◆ EXERCISE BRIEF ◆
For each line of the data that includes the word "Digital", copy the line.
START TASK DATA
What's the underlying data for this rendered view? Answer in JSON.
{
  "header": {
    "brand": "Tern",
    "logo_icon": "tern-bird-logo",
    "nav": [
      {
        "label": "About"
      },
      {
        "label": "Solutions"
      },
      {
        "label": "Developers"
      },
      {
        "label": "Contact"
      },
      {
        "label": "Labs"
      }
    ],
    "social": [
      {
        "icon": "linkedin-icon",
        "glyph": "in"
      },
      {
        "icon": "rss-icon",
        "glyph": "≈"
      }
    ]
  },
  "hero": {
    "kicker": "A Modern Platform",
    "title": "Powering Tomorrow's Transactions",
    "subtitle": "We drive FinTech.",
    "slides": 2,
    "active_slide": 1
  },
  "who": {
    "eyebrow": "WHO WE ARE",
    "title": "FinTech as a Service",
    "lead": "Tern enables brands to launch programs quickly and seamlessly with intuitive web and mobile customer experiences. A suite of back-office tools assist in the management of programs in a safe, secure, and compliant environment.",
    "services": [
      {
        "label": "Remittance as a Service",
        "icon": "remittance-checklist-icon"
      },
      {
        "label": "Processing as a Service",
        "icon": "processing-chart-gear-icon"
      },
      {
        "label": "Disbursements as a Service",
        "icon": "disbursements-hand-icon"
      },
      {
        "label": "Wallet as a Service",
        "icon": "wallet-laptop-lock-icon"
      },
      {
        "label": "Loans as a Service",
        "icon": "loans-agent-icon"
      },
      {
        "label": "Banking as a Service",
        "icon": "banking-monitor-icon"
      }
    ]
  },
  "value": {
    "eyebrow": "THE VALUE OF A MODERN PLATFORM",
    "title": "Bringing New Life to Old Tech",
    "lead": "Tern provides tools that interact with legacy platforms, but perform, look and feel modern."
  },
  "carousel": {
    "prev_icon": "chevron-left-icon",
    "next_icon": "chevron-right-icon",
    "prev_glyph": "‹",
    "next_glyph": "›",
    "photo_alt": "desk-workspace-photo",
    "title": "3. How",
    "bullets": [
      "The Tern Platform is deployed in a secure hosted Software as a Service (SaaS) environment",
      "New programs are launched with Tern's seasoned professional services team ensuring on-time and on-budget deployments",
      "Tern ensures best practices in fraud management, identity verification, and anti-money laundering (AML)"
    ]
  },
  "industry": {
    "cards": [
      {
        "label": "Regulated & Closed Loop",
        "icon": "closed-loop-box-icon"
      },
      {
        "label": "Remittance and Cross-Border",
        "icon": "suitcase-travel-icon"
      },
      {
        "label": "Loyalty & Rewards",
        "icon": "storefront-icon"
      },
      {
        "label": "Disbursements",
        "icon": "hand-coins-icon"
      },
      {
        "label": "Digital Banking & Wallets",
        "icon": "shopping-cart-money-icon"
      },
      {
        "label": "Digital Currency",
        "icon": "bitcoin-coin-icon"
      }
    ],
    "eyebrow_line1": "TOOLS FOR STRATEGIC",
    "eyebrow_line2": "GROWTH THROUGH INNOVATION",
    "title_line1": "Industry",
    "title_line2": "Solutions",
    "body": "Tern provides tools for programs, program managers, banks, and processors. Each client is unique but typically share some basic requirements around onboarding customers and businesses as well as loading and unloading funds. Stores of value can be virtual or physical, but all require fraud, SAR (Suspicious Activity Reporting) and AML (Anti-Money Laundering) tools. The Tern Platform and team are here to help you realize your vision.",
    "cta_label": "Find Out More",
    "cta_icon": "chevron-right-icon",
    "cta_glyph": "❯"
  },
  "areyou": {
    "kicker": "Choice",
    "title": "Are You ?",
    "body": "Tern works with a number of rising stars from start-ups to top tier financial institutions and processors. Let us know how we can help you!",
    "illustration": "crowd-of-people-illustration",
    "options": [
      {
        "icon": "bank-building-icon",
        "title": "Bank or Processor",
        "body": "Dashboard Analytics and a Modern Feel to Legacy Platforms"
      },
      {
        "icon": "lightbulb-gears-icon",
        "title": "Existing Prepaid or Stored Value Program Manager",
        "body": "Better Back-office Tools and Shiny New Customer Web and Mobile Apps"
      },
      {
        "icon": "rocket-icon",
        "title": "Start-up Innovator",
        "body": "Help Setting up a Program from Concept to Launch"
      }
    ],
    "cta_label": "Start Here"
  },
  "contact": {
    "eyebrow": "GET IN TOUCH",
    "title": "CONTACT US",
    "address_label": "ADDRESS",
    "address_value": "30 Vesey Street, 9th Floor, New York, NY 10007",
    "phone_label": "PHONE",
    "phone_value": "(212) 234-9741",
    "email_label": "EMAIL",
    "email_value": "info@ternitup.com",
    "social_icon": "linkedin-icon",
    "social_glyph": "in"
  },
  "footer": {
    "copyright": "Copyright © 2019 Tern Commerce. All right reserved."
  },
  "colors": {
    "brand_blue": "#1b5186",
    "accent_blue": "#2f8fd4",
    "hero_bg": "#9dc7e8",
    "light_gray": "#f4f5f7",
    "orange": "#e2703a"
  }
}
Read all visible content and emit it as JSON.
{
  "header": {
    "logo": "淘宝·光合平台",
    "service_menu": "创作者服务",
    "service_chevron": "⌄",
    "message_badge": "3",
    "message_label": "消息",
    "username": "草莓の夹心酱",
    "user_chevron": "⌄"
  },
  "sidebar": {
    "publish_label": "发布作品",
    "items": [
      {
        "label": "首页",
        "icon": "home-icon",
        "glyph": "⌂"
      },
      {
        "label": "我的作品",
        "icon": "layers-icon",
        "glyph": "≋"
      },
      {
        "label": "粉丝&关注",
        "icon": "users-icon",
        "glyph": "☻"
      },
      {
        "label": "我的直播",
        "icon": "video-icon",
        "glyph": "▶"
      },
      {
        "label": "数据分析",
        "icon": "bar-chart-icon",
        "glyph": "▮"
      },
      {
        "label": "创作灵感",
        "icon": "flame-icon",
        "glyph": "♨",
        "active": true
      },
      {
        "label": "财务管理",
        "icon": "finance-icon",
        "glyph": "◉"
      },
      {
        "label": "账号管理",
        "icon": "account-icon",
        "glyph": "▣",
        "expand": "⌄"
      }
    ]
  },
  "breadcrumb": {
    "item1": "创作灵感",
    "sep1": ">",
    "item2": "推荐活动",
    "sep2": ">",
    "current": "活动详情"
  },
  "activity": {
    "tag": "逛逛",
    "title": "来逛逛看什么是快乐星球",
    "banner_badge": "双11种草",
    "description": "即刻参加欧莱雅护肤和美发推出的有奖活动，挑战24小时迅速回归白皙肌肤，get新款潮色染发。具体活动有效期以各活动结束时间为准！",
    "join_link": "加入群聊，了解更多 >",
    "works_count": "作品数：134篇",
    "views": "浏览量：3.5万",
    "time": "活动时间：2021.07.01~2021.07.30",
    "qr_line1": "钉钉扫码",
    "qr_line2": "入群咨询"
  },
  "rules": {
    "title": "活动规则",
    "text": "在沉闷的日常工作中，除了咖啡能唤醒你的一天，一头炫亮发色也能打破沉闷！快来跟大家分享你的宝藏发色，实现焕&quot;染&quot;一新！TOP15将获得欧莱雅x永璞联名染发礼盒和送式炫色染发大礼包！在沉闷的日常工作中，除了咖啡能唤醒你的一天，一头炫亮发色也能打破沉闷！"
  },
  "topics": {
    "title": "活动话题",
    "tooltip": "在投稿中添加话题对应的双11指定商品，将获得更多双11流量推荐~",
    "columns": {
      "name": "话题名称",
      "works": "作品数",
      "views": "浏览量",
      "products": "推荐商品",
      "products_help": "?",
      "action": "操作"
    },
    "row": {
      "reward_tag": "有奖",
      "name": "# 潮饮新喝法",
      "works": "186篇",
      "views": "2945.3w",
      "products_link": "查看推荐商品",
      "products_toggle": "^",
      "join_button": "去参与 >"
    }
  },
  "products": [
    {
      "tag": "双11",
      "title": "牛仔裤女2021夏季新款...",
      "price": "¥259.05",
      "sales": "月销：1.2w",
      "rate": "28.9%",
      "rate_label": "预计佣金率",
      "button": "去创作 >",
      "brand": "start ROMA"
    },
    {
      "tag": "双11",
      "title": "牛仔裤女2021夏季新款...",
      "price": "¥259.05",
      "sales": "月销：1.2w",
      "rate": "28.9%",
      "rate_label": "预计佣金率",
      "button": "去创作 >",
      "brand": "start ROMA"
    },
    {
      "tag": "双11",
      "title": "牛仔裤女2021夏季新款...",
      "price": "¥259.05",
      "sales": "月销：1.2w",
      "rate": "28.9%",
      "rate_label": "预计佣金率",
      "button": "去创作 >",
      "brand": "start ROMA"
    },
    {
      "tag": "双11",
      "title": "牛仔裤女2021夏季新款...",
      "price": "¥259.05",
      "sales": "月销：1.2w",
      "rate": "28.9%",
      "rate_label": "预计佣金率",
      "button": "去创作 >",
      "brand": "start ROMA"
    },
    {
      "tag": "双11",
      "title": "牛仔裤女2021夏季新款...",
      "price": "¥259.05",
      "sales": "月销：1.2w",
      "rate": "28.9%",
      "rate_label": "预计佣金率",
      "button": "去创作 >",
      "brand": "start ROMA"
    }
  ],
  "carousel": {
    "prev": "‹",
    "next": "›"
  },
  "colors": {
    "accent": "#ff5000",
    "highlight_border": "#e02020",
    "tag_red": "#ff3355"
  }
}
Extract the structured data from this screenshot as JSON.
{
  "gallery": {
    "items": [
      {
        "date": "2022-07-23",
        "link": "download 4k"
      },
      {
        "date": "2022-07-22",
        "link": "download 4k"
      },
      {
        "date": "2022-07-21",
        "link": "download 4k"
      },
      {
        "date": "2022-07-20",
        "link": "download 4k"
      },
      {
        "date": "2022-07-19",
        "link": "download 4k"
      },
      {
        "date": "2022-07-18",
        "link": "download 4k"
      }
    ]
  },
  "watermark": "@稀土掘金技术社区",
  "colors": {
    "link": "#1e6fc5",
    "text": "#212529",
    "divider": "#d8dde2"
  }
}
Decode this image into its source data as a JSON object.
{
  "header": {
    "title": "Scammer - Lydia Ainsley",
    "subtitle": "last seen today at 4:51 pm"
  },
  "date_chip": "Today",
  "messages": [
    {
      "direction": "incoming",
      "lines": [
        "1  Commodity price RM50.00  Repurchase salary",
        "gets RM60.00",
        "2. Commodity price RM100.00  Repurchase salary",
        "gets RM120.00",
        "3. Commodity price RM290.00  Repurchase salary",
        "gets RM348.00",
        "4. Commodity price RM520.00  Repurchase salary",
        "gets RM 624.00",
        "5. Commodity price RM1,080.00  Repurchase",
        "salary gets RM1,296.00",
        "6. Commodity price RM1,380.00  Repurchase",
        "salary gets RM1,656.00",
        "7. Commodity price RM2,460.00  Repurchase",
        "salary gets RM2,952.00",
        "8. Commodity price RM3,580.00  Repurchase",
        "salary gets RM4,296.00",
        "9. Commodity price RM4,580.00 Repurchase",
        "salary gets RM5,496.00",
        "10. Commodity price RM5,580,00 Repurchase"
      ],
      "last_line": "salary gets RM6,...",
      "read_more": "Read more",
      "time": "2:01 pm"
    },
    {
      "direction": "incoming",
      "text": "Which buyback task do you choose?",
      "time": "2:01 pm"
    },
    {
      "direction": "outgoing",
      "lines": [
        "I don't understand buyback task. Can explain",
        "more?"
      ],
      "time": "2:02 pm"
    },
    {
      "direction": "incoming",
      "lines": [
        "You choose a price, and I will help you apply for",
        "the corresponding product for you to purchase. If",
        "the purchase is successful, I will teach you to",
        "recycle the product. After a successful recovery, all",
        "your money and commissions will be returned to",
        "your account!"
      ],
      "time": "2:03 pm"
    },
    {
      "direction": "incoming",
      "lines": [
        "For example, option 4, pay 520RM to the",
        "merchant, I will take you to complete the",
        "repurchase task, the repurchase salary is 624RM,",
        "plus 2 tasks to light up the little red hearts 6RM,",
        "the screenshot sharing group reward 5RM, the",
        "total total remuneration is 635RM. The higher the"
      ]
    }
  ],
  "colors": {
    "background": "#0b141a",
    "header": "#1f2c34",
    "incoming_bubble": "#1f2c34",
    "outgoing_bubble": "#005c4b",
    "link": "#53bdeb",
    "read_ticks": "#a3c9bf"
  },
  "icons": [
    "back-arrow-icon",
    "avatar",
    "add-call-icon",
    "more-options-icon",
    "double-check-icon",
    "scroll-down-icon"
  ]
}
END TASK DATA
◆ ANSWER BOX ◆
        "label": "Digital Banking & Wallets",
        "label": "Digital Currency",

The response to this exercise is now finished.